Governance options for Sustainable
Good governance and formalising your group
Accepted definitions of ‘sustainability’ generally include environmental, economic, and social sustainability, underpinned by good governance. Good governance is about open, inclusive, and transparent decision-making frameworks.
Formalising a local Sustainable Neighbourhood group becomes important when the group wants to undertake projects or other activities. Effective and sustainable groups have agreed goals, systems, and processes to assist their operations. Often detailed in a ‘Terms of Reference’ or other document, effective groups have an agreed set of rules and procedures, governing:
• their vision, values, and objectives (eg a Sustainable Neighbourhood Action Plan - SNAP);
• membership of their group;
• how the group makes decisions;
• roles and responsibilities of group members;
• how the group manages its funds;
• other operations (eg meeting protocols, communications, documentation etc); and
• how the group manages grievances or disputes.

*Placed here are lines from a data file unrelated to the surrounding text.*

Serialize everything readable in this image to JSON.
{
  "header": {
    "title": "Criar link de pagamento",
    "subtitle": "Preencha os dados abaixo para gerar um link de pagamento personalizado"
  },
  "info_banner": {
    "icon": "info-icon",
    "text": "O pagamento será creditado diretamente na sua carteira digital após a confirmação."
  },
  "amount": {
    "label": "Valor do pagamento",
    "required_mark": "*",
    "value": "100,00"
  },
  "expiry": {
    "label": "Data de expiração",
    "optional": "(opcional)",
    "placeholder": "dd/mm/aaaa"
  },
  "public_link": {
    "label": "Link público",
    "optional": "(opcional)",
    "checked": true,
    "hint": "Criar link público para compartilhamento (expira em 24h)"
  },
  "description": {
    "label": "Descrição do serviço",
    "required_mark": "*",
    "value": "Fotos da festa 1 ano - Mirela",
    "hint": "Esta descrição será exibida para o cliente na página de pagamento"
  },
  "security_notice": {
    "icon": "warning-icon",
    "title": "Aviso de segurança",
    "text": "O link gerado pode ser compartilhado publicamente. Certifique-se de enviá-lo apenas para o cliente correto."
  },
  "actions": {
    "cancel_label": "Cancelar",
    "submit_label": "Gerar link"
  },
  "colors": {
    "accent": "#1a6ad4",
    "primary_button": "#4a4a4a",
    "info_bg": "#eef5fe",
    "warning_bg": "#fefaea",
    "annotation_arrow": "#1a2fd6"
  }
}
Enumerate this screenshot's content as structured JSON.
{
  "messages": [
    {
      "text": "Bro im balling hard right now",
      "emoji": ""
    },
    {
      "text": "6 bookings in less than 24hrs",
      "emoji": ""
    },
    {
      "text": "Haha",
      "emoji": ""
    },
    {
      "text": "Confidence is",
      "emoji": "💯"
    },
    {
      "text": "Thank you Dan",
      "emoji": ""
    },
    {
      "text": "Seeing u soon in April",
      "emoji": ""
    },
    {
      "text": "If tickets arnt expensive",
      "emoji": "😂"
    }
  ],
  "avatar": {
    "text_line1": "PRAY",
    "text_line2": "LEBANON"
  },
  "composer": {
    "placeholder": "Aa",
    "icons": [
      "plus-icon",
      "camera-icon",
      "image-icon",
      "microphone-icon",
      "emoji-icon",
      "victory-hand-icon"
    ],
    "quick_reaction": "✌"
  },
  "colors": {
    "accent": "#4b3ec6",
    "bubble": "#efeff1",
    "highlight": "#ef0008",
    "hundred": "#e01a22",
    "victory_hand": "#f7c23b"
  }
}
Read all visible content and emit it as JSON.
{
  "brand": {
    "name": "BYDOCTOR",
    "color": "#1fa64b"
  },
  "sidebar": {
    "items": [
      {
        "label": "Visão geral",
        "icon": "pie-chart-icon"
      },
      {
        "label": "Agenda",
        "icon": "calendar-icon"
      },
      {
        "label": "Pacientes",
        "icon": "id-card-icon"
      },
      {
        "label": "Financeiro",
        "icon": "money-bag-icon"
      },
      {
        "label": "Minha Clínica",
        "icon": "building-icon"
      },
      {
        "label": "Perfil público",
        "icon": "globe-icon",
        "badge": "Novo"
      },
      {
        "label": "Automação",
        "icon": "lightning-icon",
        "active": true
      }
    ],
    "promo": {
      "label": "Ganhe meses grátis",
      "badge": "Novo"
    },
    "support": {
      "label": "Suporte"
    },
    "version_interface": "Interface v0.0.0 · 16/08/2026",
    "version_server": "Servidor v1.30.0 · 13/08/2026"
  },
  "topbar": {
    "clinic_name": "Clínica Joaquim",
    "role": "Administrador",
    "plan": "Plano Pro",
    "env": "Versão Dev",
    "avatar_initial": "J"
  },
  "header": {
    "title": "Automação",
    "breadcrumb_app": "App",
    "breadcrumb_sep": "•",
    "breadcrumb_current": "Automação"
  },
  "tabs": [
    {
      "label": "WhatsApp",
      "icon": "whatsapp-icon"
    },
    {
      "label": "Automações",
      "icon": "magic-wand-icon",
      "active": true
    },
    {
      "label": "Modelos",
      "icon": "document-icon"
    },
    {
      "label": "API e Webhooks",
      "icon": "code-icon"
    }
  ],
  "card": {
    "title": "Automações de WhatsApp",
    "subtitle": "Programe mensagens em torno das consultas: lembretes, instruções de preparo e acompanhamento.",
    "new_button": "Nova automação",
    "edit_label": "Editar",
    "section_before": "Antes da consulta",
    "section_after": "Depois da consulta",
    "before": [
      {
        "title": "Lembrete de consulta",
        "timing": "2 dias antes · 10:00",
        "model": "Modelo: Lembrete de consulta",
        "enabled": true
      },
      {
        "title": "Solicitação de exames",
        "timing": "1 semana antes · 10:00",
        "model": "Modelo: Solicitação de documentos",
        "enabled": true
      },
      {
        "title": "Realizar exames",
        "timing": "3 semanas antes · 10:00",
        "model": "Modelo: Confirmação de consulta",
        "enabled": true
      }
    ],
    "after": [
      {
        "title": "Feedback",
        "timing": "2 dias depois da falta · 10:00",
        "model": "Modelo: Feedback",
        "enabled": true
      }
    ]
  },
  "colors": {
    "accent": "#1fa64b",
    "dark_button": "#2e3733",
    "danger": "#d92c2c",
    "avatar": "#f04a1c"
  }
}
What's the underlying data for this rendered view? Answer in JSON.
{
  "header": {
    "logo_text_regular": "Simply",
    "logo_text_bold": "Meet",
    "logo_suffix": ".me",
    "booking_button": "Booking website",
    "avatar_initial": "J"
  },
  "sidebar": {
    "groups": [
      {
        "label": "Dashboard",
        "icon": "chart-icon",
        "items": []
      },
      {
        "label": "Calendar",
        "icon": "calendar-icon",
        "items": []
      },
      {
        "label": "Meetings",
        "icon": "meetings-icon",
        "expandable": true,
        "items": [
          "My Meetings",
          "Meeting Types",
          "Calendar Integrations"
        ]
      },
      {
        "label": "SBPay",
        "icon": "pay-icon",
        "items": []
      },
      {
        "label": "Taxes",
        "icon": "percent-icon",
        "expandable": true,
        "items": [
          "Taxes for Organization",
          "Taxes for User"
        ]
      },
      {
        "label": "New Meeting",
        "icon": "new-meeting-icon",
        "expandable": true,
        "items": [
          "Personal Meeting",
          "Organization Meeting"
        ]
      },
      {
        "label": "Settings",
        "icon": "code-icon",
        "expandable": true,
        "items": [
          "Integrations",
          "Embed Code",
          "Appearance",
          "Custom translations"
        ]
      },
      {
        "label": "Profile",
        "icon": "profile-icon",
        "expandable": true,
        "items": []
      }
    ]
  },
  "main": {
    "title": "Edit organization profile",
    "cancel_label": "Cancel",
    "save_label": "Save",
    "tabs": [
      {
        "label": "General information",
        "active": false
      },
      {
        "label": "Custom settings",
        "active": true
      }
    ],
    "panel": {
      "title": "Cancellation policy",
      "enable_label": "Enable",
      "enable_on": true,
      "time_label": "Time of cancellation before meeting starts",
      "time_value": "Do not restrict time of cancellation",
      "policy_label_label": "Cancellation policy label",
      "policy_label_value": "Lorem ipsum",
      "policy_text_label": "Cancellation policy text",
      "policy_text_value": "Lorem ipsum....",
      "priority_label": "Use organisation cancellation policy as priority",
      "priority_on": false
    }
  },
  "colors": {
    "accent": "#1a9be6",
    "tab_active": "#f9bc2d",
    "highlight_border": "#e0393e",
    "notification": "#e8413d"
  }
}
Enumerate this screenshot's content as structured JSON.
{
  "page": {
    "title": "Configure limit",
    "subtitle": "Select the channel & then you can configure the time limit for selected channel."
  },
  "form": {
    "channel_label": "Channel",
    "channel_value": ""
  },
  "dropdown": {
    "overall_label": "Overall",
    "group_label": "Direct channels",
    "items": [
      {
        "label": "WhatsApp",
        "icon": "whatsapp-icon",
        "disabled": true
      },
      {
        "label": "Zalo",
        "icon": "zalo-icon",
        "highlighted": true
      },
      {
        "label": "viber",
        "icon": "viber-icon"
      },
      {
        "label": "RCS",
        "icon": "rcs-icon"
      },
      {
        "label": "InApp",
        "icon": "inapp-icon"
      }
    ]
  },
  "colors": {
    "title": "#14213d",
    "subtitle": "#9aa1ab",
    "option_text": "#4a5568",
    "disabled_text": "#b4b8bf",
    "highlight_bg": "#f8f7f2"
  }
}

Agreeing upon and communicating these rules will ensure that everyone understands their rights and responsibilities when organising and participating in group activities.
All Sustainable Neighbourhood groups need to consider how they want to formalise their membership. At the very least, each group should develop a written agreement about how they will function, make decisions, keep on track, and ensure they continue to represent the needs and wishes of their particular community.
Options for governance
There are four main options for Sustainable Neighbourhood groups to manage their governance arrangements.
Option 1: Formalise membership, by joining the Lake Macquarie Sustainable Neighbourhood Alliance (Inc).
The group can undertake activities and apply for funding under the umbrella of the Lake Macquarie Sustainable Neighbourhood Alliance (the Alliance). Joining the Alliance will enable a Sustainable Neighbourhood group to benefit from established resources, networks, and procedures. See About the Alliance (Fact Sheet).
Option 2: Incorporate as an association.
A Sustainable Neighbourhood group may wish to incorporate as an independent association. Incorporation provides a group with the highest level of autonomy in undertaking their business. Incorporation is governed by the Associations Incorporation Act 2009, and is managed NSW Fair Trading (www.fairtrading.nsw.gov.au).
Option 3: Function as a sub-committee under the auspice of an existing incorporated association or group.
This model works effectively in a community where there is already a strong and functional community group with an existing constitution that could include the activities of the particular Sustainable Neighbourhood group. This model has the potential to increase cooperation and resources, whilst reducing costs and duplication of paperwork etc. In this case, it is the group’s responsibility to come to an agreement with an auspicing association regarding their operations.
Option 4: Continue to function without formalising membership.
This model provides the least protection for its members, is not transparent, and is restricted in its function due to the lack of insurance coverage. This model is better suited to issue-based groups, and is limited in its ability to function over time.